The abortion drug RU-486 has a high complication rate and can be deadly to the mother as well as her unborn baby if complications are not treated. According to the FDA, at least 14 women have died and 2,207 women have been injured by the drug in America.
Rose Mimms, executive director of Arkansas Right to Life, previously told LifeNews that the abortion drug has killed almost 2,000 unborn children since Planned Parenthood of the Heartland moved in to Arkansas in 2012.
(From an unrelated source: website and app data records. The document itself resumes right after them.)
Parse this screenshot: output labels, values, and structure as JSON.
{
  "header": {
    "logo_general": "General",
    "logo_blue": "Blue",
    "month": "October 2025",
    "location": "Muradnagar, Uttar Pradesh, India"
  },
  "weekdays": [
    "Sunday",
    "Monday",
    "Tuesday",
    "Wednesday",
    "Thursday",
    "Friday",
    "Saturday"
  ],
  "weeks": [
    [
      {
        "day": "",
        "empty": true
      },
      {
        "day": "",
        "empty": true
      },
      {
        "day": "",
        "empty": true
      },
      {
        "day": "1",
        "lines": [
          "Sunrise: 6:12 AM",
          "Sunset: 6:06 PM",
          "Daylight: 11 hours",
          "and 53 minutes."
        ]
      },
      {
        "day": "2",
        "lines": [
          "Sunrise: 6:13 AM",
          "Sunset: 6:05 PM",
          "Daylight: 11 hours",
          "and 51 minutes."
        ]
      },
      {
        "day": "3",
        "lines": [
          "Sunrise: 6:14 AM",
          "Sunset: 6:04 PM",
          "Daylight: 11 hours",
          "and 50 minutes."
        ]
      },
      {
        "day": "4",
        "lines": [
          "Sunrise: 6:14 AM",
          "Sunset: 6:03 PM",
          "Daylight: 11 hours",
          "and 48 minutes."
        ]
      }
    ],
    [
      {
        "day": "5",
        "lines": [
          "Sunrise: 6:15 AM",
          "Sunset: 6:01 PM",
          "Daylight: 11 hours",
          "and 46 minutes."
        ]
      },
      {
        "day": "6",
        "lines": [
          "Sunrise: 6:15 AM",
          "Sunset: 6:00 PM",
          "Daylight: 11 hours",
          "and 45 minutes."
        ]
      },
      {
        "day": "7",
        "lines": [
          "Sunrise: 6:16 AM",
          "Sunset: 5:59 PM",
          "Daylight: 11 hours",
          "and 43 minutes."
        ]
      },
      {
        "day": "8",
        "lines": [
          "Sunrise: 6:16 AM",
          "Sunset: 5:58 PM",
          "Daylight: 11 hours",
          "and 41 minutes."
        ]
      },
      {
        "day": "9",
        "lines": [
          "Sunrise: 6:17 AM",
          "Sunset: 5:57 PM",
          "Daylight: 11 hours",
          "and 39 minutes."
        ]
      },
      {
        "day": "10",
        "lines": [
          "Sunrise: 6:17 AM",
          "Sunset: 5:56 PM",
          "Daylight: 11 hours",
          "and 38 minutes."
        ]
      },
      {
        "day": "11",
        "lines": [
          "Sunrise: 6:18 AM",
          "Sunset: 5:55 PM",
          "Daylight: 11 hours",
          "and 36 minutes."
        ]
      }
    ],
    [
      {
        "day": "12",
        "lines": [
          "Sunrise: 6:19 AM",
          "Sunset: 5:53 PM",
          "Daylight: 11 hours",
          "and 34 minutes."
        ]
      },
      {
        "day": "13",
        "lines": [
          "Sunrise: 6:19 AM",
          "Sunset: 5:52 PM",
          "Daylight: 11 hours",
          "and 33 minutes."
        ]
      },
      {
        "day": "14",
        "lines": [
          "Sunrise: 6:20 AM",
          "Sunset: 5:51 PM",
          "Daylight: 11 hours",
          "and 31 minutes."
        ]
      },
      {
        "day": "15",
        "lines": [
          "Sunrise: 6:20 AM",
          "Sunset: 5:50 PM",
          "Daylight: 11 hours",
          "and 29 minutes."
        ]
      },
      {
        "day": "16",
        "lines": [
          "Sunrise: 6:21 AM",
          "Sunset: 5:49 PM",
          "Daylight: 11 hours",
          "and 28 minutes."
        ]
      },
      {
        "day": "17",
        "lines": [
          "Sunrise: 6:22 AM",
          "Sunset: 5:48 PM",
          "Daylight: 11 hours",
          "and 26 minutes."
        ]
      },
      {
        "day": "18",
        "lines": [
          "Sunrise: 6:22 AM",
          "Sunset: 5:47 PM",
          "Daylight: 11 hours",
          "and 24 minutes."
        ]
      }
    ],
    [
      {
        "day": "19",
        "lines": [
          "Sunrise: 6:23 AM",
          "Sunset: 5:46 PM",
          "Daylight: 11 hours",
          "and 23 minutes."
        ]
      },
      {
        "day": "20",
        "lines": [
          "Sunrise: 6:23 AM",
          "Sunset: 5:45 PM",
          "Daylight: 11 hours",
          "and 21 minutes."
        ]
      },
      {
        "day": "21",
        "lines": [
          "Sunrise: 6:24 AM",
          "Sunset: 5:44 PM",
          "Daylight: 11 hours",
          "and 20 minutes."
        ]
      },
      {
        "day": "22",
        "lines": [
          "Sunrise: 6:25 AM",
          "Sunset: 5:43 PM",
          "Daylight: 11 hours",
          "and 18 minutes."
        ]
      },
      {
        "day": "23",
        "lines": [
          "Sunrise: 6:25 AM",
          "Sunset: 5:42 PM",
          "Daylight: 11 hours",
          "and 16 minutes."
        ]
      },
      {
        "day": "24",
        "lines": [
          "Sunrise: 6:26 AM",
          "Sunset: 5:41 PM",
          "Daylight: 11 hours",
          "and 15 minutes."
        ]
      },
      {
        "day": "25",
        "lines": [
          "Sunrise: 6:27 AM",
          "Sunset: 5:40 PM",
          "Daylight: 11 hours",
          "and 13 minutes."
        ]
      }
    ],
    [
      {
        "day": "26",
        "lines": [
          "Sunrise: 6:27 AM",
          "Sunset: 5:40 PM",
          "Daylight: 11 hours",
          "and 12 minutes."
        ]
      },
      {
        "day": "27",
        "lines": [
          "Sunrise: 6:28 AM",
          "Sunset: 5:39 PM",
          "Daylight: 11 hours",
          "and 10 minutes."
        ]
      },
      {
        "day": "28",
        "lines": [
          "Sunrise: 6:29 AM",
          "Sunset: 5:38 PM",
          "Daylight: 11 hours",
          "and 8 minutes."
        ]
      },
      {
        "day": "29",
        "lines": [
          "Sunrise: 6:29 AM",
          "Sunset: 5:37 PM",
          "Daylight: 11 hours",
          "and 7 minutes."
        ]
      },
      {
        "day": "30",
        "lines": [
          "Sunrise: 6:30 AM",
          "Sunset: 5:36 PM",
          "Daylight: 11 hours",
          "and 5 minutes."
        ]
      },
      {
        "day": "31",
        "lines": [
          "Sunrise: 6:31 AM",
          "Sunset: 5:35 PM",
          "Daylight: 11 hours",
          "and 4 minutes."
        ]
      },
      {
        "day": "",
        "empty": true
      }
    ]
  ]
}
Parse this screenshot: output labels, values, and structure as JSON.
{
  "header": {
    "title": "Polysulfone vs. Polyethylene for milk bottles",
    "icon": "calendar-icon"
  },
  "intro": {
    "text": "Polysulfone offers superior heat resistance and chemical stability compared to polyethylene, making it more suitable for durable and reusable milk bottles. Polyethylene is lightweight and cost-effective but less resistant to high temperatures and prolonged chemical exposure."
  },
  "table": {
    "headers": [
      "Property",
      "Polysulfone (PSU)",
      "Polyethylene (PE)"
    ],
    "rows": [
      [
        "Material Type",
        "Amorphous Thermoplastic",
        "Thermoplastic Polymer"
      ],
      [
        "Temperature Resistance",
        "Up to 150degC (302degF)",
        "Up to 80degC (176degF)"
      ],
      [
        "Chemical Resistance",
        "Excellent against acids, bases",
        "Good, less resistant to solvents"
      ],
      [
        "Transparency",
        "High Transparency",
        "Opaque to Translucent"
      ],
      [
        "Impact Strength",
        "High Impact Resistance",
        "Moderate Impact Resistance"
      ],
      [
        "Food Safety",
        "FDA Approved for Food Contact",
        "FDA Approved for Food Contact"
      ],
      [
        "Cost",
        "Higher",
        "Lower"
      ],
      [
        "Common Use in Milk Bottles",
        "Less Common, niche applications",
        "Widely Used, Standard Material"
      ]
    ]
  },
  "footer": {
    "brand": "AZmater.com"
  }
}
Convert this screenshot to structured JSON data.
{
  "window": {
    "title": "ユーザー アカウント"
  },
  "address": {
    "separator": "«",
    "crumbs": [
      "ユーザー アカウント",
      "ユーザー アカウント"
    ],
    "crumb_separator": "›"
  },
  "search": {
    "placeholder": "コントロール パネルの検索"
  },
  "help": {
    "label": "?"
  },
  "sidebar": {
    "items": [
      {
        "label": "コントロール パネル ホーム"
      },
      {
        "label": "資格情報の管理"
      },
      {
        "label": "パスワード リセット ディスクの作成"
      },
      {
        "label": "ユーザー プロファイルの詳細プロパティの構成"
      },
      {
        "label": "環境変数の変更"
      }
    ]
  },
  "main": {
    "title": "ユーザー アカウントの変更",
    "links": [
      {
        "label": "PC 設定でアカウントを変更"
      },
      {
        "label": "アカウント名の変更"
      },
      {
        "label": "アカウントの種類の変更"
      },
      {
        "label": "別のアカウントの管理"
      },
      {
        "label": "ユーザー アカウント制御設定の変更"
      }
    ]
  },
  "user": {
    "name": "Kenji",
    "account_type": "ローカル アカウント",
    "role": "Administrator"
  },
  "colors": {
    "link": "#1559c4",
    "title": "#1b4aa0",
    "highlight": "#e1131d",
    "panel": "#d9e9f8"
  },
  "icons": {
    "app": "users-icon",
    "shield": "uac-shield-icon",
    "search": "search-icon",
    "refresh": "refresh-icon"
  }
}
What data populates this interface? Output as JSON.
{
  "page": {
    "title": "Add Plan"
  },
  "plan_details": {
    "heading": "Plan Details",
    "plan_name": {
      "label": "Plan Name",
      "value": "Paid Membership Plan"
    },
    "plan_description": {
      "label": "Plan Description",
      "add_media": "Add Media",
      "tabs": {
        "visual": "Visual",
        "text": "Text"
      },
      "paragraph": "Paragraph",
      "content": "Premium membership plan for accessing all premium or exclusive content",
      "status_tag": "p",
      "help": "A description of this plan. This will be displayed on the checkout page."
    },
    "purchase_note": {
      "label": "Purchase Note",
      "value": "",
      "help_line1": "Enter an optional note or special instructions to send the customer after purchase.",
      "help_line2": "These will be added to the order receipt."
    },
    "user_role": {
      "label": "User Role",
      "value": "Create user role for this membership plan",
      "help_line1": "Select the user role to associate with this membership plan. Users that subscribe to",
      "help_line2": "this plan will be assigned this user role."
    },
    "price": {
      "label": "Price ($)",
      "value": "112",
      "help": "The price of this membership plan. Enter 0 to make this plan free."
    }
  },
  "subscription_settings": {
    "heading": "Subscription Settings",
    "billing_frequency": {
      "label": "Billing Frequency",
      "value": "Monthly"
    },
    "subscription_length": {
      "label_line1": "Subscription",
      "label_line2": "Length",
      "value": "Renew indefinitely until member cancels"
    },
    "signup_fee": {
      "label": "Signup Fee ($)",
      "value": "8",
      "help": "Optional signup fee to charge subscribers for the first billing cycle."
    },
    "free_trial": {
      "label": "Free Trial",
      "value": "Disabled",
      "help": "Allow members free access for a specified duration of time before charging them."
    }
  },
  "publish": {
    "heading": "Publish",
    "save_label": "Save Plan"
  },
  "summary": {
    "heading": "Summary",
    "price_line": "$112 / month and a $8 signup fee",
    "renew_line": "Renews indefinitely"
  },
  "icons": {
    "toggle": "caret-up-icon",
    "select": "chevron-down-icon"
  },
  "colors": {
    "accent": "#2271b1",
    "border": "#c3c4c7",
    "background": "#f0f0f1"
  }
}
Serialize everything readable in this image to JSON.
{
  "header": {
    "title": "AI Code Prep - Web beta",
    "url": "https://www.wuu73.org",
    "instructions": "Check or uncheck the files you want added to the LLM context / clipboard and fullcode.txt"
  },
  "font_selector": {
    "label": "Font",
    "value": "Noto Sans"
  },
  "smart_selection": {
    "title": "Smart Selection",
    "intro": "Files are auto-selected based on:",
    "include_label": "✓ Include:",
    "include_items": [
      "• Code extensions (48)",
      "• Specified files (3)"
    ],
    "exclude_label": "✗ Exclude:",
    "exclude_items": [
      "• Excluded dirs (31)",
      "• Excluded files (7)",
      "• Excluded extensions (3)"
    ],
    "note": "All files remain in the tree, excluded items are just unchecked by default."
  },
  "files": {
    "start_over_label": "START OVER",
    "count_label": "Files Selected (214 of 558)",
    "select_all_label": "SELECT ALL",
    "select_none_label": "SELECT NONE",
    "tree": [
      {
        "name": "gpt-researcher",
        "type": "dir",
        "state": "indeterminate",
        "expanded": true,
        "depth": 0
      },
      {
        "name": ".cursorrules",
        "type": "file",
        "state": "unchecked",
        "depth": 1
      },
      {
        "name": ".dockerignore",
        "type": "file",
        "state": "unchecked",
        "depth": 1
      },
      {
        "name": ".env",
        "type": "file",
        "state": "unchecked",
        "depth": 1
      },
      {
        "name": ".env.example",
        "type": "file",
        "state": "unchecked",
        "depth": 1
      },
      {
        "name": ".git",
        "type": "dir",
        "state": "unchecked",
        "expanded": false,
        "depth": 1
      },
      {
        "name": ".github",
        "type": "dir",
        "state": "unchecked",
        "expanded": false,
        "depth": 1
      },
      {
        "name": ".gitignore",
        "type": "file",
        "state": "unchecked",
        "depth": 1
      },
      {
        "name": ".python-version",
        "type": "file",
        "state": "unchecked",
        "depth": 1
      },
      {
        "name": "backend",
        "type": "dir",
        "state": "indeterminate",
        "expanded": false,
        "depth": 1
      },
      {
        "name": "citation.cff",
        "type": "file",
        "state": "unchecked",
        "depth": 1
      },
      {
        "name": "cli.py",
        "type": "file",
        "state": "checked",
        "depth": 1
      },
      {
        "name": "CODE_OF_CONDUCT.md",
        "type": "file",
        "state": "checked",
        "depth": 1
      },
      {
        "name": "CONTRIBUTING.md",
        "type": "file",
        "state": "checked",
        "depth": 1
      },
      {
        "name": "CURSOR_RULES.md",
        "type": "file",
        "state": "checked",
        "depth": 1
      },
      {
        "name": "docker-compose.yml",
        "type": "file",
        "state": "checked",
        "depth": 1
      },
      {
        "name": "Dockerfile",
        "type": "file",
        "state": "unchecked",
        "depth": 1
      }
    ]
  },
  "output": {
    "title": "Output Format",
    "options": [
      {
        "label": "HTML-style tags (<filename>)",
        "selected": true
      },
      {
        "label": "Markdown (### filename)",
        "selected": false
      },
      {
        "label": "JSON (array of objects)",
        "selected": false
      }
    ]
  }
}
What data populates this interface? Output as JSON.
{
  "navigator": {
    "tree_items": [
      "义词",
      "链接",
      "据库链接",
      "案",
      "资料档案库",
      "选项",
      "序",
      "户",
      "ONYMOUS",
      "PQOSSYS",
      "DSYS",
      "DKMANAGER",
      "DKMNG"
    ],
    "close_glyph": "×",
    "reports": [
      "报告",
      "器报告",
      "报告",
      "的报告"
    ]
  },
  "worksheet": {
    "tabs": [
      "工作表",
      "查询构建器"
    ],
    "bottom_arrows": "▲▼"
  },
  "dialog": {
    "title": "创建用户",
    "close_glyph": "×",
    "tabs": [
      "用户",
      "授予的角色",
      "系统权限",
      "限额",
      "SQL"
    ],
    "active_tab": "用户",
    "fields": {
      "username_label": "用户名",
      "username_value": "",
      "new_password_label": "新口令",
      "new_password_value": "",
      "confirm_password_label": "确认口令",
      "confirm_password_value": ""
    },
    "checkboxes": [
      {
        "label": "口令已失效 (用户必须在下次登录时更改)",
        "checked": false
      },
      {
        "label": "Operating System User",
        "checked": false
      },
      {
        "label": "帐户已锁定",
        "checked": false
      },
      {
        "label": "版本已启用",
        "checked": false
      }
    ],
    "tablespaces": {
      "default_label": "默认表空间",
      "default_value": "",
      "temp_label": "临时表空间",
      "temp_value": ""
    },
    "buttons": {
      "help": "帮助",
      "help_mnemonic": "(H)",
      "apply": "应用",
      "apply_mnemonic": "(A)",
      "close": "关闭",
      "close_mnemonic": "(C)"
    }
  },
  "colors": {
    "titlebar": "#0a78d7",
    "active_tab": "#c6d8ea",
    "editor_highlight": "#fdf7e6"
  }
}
“It is clear that Planned Parenthood of the Heartland came to [Arkansas] to perform abortions,” Mimms said. “In Arkansas, they are the primary provider of abortion using the chemicals known as RU-486, and they want to do it their way, not following the protocol that the FDA developed when the abortion drugs were first approved in 2000.”